Welfare

How we can help you

“As welfare secretary for MUMC, I want to make sure every member of the club is happy and enjoying climbing!

My aim is to be an approachable and friendly member of the committee, that any member with any in-club conflict issues (e.g. bullying, harassment etc.) or who might be feeling unhappy or excluded for any reason, can come to for support and advice. I also have experience using the universities welfare resources and an understanding of mental health issues.

If you are in need of any information, advice or support relating to any of these issues club related or otherwise, then detail it below. It will be sent confidentially to me, and I will try and get back to you via email as soon as I can.”

As part of our committee we have a welfare secretary, Bradley. As welfare secretary, he’s the best person to talk to in the club if you have a problem of any nature. However, you can talk to any member of the committee; they will be more than happy to listen and help you. Anything you talk to us about will remain confidential, unless we think you or another person is at risk of harm. Below is information about different places you can get help.

If you want to get in contact with Bradley, drop him a message using the contact from at the bottom of the page

At the University

There are lots of people who can help you at the university.

 

The university’s own counselling service is free, open to everyone and very easy to use. They offer 1-to-1 counselling and group sessions; you can go to them with any problem, no matter how big or small. Their offices are on main campus and students can generally get appointments very quickly.

 

In addition to counselling, the university offers workshops for dealing with different problems and runs sessions where you can take part in mindfulness. The counselling service website also has many free online resources to aid well being.

 

Tutors, academic advisers and school support offices are also there to help if you are struggling, and may often be able to offer advice on more degree specific issues.

Outside of the University

Manchester Mind are a group of 5 centres across Greater Manchester run by the charity Mind. They “deliver a wide range of services to support people’s mental health” which include peer support groups, advice service and projects to promote positive mental well being. They also have an advice service specifically for young people aged 15-25.

 

Telephone Helplines

Childline offer confidential and impartial listening service for people up to the age of 19. Telephone lines are always open and there is the option of instant messaging on their website. 0800 1111

 

Papyrus prevention of young suicide – you can call on  0800 068 4141text on  07786209697 or email pat@papyrus-uk.org

 

The MIND Infoline is open from 9am to 6pm, Monday to Friday and can offer advice on types of mental health problems, where to get help, medication and alternative treatments and advocacy. Call 0300 123 3393 or text 86463

 

Calm offers accredited, confidential, anonymous support to men anywhere in the UK. Their services are open from 5pm to midnight. 0800 58 58 58

Climbing offers many health benefits that are not just physical.  It improves your self esteem, mental agility and self awareness. It’s a great stress-buster and a full body workout, so it’s good for general wellbeing.

Climbing requires a lot of problem solving, mental concentration and focus, so it helps sharpen your brain.
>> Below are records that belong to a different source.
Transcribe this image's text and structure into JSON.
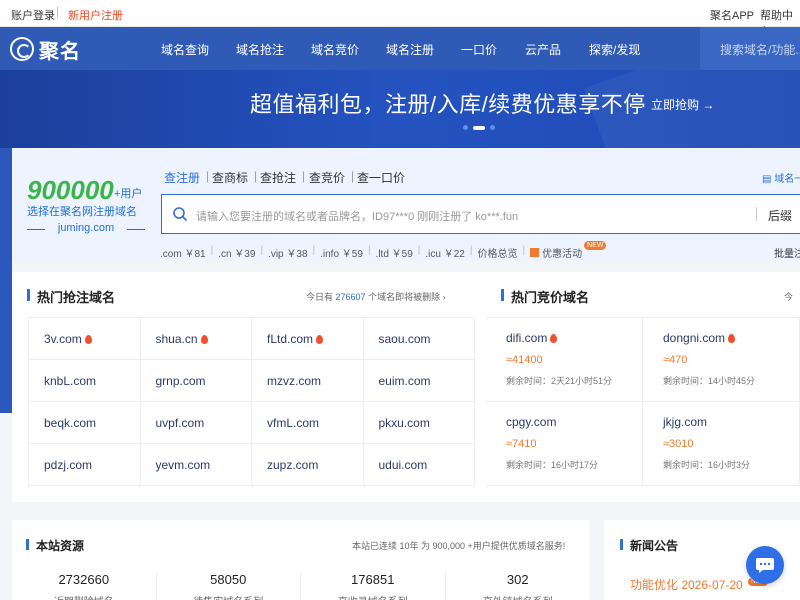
{
  "topbar": {
    "login": "账户登录",
    "separator": "|",
    "register": "新用户注册",
    "app": "聚名APP",
    "help": "帮助中心"
  },
  "nav": {
    "logo": "聚名",
    "items": [
      "域名查询",
      "域名抢注",
      "域名竞价",
      "域名注册",
      "一口价",
      "云产品",
      "探索/发现"
    ],
    "search_placeholder": "搜索域名/功能..."
  },
  "banner": {
    "text": "超值福利包，注册/入库/续费优惠享不停",
    "cta": "立即抢购 →"
  },
  "stats": {
    "number": "900000",
    "unit": "+用户",
    "desc": "选择在聚名网注册域名",
    "site": "juming.com"
  },
  "search": {
    "tabs": [
      "查注册",
      "查商标",
      "查抢注",
      "查竞价",
      "查一口价"
    ],
    "active_tab": "查注册",
    "batch_link": "域名一",
    "placeholder": "请输入您要注册的域名或者品牌名，ID97***0 刚刚注册了 ko***.fun",
    "suffix": "后缀",
    "prices": [
      ".com ￥81",
      ".cn ￥39",
      ".vip ￥38",
      ".info ￥59",
      ".ltd ￥59",
      ".icu ￥22",
      "价格总览"
    ],
    "promo": "优惠活动",
    "promo_badge": "NEW",
    "bulk": "批量注"
  },
  "hot_grab": {
    "title": "热门抢注域名",
    "meta_prefix": "今日有",
    "meta_count": "276607",
    "meta_suffix": "个域名即将被删除",
    "domains": [
      {
        "name": "3v.com",
        "hot": true
      },
      {
        "name": "shua.cn",
        "hot": true
      },
      {
        "name": "fLtd.com",
        "hot": true
      },
      {
        "name": "saou.com",
        "hot": false
      },
      {
        "name": "knbL.com",
        "hot": false
      },
      {
        "name": "grnp.com",
        "hot": false
      },
      {
        "name": "mzvz.com",
        "hot": false
      },
      {
        "name": "euim.com",
        "hot": false
      },
      {
        "name": "beqk.com",
        "hot": false
      },
      {
        "name": "uvpf.com",
        "hot": false
      },
      {
        "name": "vfmL.com",
        "hot": false
      },
      {
        "name": "pkxu.com",
        "hot": false
      },
      {
        "name": "pdzj.com",
        "hot": false
      },
      {
        "name": "yevm.com",
        "hot": false
      },
      {
        "name": "zupz.com",
        "hot": false
      },
      {
        "name": "udui.com",
        "hot": false
      }
    ]
  },
  "hot_bid": {
    "title": "热门竞价域名",
    "meta": "今",
    "items": [
      {
        "name": "difi.com",
        "hot": true,
        "price": "≈41400",
        "time": "剩余时间：2天21小时51分"
      },
      {
        "name": "dongni.com",
        "hot": true,
        "price": "≈470",
        "time": "剩余时间：14小时45分"
      },
      {
        "name": "cpgy.com",
        "hot": false,
        "price": "≈7410",
        "time": "剩余时间：16小时17分"
      },
      {
        "name": "jkjg.com",
        "hot": false,
        "price": "≈3010",
        "time": "剩余时间：16小时3分"
      }
    ]
  },
  "resources": {
    "title": "本站资源",
    "meta": "本站已连续 10年 为 900,000 +用户提供优质域名服务!",
    "stats": [
      {
        "value": "2732660",
        "label": "近期删除域名"
      },
      {
        "value": "58050",
        "label": "待售实域名系列"
      },
      {
        "value": "176851",
        "label": "高收录域名系列"
      },
      {
        "value": "302",
        "label": "高外链域名系列"
      }
    ]
  },
  "news": {
    "title": "新闻公告",
    "item": "功能优化 2026-07-20",
    "badge": "NEW"
  },
  "colors": {
    "nav": "#2f5bb7",
    "accent": "#2f6fd6",
    "price": "#f07a2f",
    "green": "#3bb54a"
  }
}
A lot of people like it as it allows you to escape everyday worries and just focus on the climb.  It also can give a great sense of achievement.  Read BMC member Jake McMannus’s story of how climbing is helping him to climb out of depression.

Climbing can be a very sociable activity. Sport England’s Active People Survey results show that most people say they participate for the social aspect.  You develop strong friendships with your climbing partners due to the level of trust involved and through sharing challenges and experiences.
(Taken from the BMC website)